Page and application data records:

::::

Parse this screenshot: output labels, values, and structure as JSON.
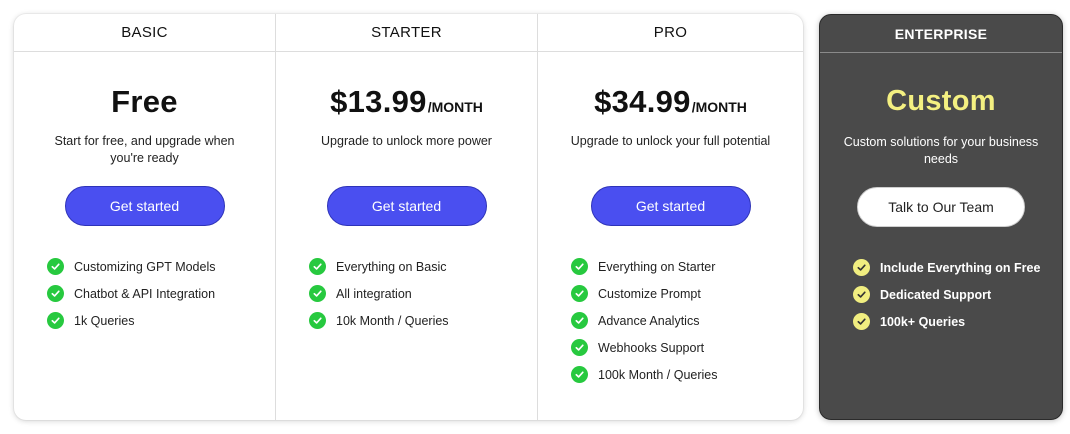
{
  "plans": [
    {
      "name": "BASIC",
      "price": "Free",
      "per": "",
      "description": "Start for free, and upgrade when you're ready",
      "cta": "Get started",
      "features": [
        "Customizing GPT Models",
        "Chatbot & API Integration",
        "1k Queries"
      ]
    },
    {
      "name": "STARTER",
      "price": "$13.99",
      "per": "/MONTH",
      "description": "Upgrade to unlock more power",
      "cta": "Get started",
      "features": [
        "Everything on Basic",
        "All integration",
        "10k Month / Queries"
      ]
    },
    {
      "name": "PRO",
      "price": "$34.99",
      "per": "/MONTH",
      "description": "Upgrade to unlock your full potential",
      "cta": "Get started",
      "features": [
        "Everything on Starter",
        "Customize Prompt",
        "Advance Analytics",
        "Webhooks Support",
        "100k Month / Queries"
      ]
    },
    {
      "name": "ENTERPRISE",
      "price": "Custom",
      "description": "Custom solutions for your business needs",
      "cta": "Talk to Our Team",
      "features": [
        "Include Everything on Free",
        "Dedicated Support",
        "100k+ Queries"
      ]
    }
  ],
  "icons": {
    "feature_check": "check-circle-icon"
  },
  "colors": {
    "primary_button": "#4a4ff0",
    "check_green": "#27c93f",
    "enterprise_bg": "#4a4a4a",
    "enterprise_accent": "#f4f081"
  }
}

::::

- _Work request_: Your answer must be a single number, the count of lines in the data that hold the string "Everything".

- _Exercise output_: 3